There have been changes in mask mandates from the Florida governor and mask guidance from the Centers for Disease Control and Prevention (CDC) for those who are fully vaccinated
against COVID-19. However, it is important to note that there have been no recent changes in guidance for health care settings, including dental offices.
We know that masks and face shields will continue to be worn in dental treatment rooms and operatories; however, the FDA has received inquiries from members regarding waiting rooms, consultation rooms, break areas, etc. Be sure to get your team’s feedback prior to making changes, as many employee concerns have stemmed from lack of communication within the office. As we have consistently stated, the FDA recommends that you use your medical judgment about what you believe to be best for your patients and staff.
Some key questions and their answers:
What does organized dentistry advise for dentists in response to CDC and OSHA recommendations?
The ADA has updated its evidence-based guidance.
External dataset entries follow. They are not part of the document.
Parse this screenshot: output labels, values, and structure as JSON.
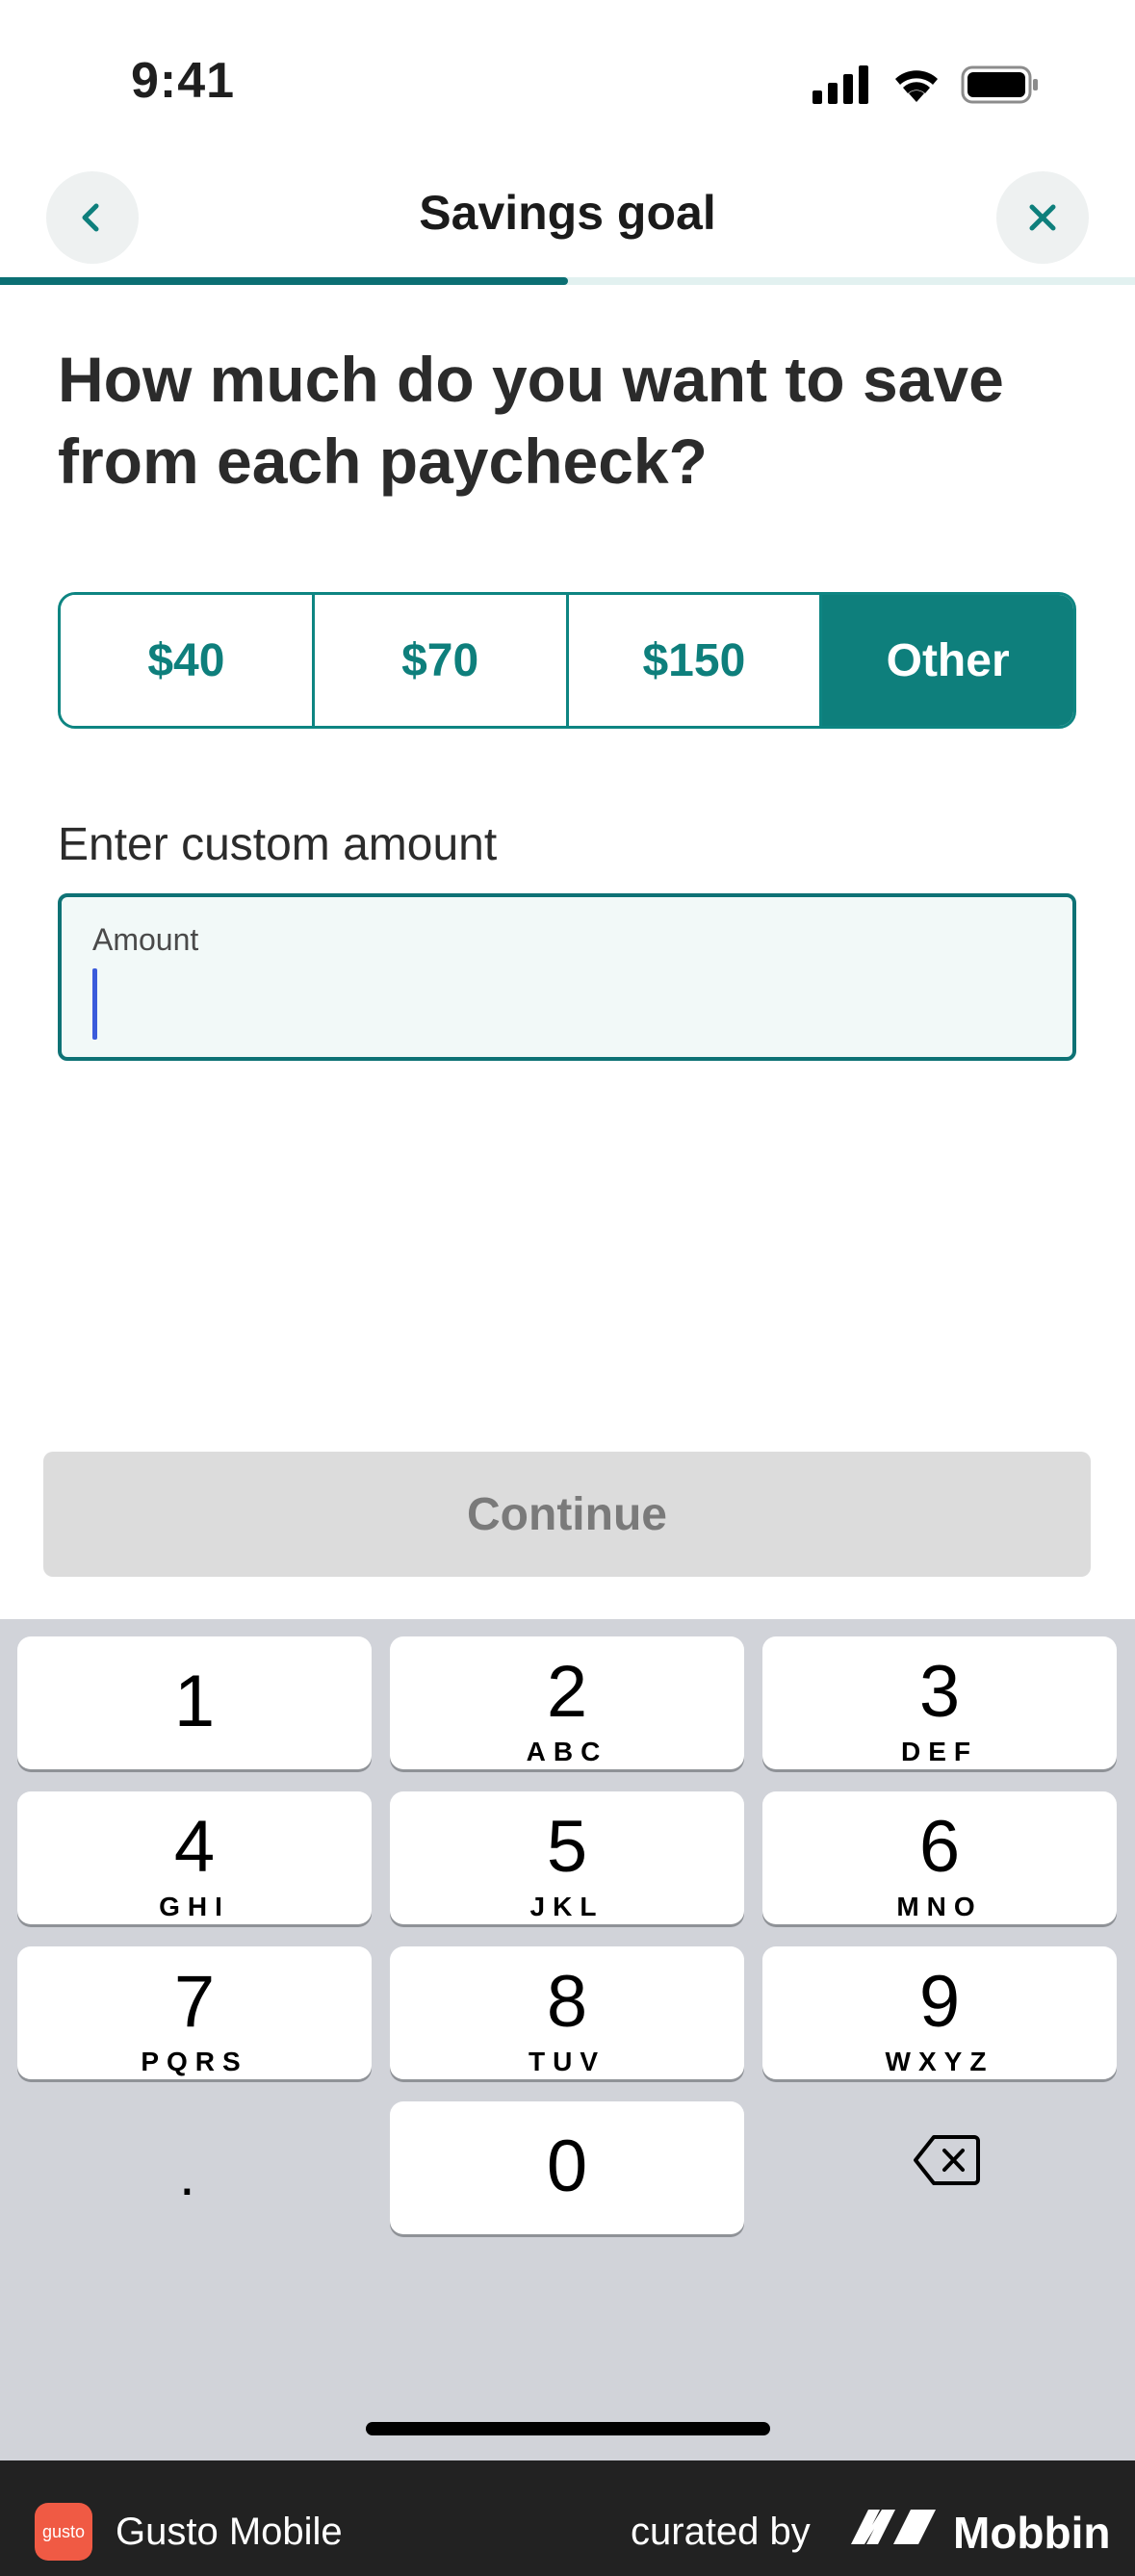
{
  "status_bar": {
    "time": "9:41"
  },
  "nav": {
    "title": "Savings goal",
    "progress_fraction": 0.5
  },
  "question": "How much do you want to save from each paycheck?",
  "amount_options": [
    {
      "label": "$40",
      "selected": false
    },
    {
      "label": "$70",
      "selected": false
    },
    {
      "label": "$150",
      "selected": false
    },
    {
      "label": "Other",
      "selected": true
    }
  ],
  "custom": {
    "section_label": "Enter custom amount",
    "field_label": "Amount",
    "value": ""
  },
  "continue_label": "Continue",
  "keyboard": {
    "keys": [
      {
        "num": "1",
        "letters": ""
      },
      {
        "num": "2",
        "letters": "ABC"
      },
      {
        "num": "3",
        "letters": "DEF"
      },
      {
        "num": "4",
        "letters": "GHI"
      },
      {
        "num": "5",
        "letters": "JKL"
      },
      {
        "num": "6",
        "letters": "MNO"
      },
      {
        "num": "7",
        "letters": "PQRS"
      },
      {
        "num": "8",
        "letters": "TUV"
      },
      {
        "num": "9",
        "letters": "WXYZ"
      },
      {
        "num": "0",
        "letters": ""
      }
    ],
    "decimal": ".",
    "delete_icon": "backspace-icon"
  },
  "footer": {
    "logo_text": "gusto",
    "app_name": "Gusto Mobile",
    "curated_by": "curated by",
    "brand": "Mobbin"
  },
  "colors": {
    "accent": "#0e7f7c",
    "progress": "#0b6f73",
    "disabled": "#dcdcdc",
    "keyboard_bg": "#d1d3d9"
  }
}
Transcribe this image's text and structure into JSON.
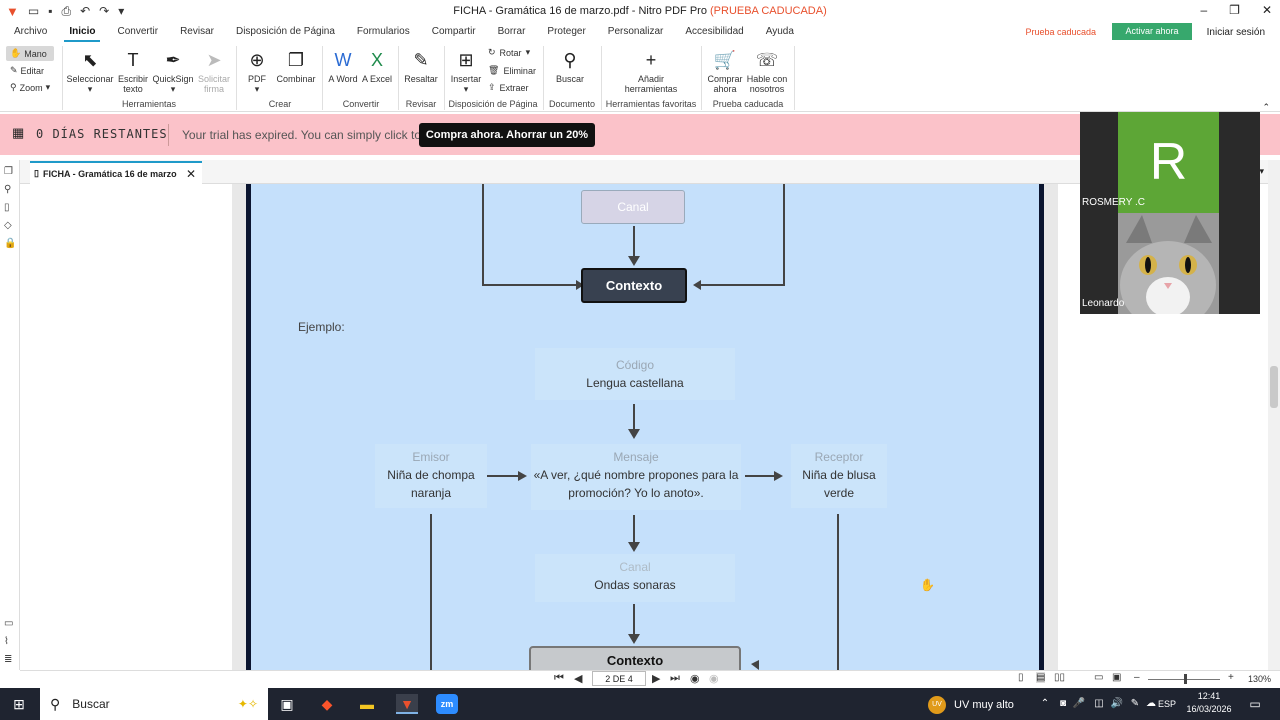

Released July 2021, a specially developed toolkit, “Update to Office Procedures During COVID-19,” walks dentists through necessary safety procedures such as staff and patient screenings, hazard assessments and cleaning protocols.
What guidance has the CDC issued for health care personnel while at work?
The CDC’s health care recommendations were last updated on April 27 and apply to all health care facilities, including dental offices. The CDC guidance does state, “In general, fully vaccinated health care personnel should continue to wear [personal protective equipment] while at work.” This applies to actively treating patients.
Can I require masks in the waiting room?
Yes. Because dental offices are private businesses, you can require masks in the waiting room or other common areas.
What if we have a “mask optional” policy in the waiting room but a patient isn’t comfortable with it?
Making masks optional in your waiting room doesn’t prohibit patients from wearing them. Encourage patients to wear masks if that’s what they prefer. Also, nearly all practices have systems for patients to wait in their cars rather than the waiting room. Consider offering this as an option for patients who aren’t vaccinated or don’t feel comfortable in the waiting room.
Do employees need to wear masks and social distance in the breakroom?
If everyone on staff is fully vaccinated, there is no longer a need to wear masks or socially distance in break rooms. If there are individuals who are not vaccinated, there should be more caution. The CDC states:
“… fully vaccinated health care personnel (HCP) could dine and socialize together in break rooms and conduct in-person meetings without source control or physical distancing. If unvaccinated HCP are present, everyone should wear [personal protective equipment] and unvaccinated HCP should physically distance from others.”
- Can I ask employees if they’re vaccinated for COVID-19?
Yes, employers can ask employees if they have been vaccinated. In fact, employers can require employees to be vaccinated. For additional information about the legal and human resources intricacies related to this question, please read this Today's FDA article.
- Isn’t there legislation that protects health care workers from COVID-related lawsuits? Yes, civil liability protections against COVID-19-related claims for health care providers, including dentists, went into effect on March 29 and will apply retroactively. The legislation (CS/SB 72) protects health care workers who have been making their best efforts to protect patients, an example of which may be following CDC guidelines. Read more in the “Sine Die” edition of Capital Report.
The American Dental Association
released information about COVID-19 screenings and personal protective equipment, which includes Q&As about infection control and prevention.
If you have questions that are not answered on the COVID-19 section of the FDA's website, please email firstname.lastname@example.org.
With the ongoing pandemic, we know that there are a lot of unknowns for you both personally and professionally. The Florida Dental Association is here to be your constant support and guidance through this time of uncertainty by monitoring activity and advocating for you at the state and national levels, alerting you of any changes that may affect you and providing expert advice from our team of professionals, so you can continue to focus on your family, patients and practice.